Dataset rows describing interfaces:

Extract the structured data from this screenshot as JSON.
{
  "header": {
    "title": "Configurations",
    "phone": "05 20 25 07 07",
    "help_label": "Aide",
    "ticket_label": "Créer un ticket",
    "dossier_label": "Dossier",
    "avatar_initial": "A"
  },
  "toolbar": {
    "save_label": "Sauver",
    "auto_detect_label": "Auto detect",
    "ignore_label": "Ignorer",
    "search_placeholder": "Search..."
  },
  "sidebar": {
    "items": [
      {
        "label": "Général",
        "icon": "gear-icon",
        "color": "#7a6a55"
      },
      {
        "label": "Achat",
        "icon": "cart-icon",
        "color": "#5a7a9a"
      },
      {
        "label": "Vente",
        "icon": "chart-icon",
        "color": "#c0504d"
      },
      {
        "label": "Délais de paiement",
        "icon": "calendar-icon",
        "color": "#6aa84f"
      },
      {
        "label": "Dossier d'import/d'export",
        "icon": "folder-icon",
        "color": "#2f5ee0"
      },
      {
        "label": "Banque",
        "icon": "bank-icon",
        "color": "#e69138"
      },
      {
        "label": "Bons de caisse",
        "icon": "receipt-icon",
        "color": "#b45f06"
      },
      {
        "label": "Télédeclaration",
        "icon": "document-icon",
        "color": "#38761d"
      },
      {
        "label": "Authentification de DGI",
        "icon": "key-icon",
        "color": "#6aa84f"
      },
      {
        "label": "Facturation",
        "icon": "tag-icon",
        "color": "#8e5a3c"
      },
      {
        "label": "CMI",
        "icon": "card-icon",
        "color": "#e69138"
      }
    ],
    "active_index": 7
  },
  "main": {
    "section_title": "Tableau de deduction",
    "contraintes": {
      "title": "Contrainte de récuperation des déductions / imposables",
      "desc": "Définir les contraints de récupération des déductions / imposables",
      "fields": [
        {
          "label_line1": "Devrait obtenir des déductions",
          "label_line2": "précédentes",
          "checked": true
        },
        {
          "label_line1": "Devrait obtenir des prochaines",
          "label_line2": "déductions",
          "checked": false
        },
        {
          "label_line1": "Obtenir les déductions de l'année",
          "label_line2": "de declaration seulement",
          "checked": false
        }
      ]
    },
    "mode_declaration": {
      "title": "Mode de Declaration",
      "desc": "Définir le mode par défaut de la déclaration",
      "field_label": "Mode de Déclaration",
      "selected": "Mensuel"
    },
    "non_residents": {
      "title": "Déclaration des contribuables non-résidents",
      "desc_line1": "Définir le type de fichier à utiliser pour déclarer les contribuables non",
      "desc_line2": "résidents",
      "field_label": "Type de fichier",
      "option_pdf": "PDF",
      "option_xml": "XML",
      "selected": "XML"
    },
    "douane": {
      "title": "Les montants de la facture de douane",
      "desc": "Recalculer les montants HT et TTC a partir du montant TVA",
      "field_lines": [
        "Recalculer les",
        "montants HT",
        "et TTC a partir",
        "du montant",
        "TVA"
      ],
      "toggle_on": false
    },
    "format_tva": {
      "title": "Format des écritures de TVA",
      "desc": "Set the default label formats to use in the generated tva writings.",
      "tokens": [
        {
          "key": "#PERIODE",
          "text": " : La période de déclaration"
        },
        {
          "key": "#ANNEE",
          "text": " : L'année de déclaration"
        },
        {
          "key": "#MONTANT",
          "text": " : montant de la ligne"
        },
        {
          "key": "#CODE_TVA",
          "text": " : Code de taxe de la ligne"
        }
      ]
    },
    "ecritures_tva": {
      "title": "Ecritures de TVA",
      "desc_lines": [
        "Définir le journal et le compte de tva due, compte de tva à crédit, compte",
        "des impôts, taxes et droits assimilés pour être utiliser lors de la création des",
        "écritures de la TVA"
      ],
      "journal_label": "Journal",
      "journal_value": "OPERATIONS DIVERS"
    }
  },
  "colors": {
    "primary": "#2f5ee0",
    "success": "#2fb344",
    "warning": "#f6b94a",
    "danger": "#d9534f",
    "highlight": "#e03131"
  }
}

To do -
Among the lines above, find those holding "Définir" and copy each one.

Output of the exercise -
      "desc": "Définir les contraints de récupération des déductions / imposables",
      "desc": "Définir le mode par défaut de la déclaration",
      "desc_line1": "Définir le type de fichier à utiliser pour déclarer les contribuables non",
        "Définir le journal et le compte de tva due, compte de tva à crédit, compte",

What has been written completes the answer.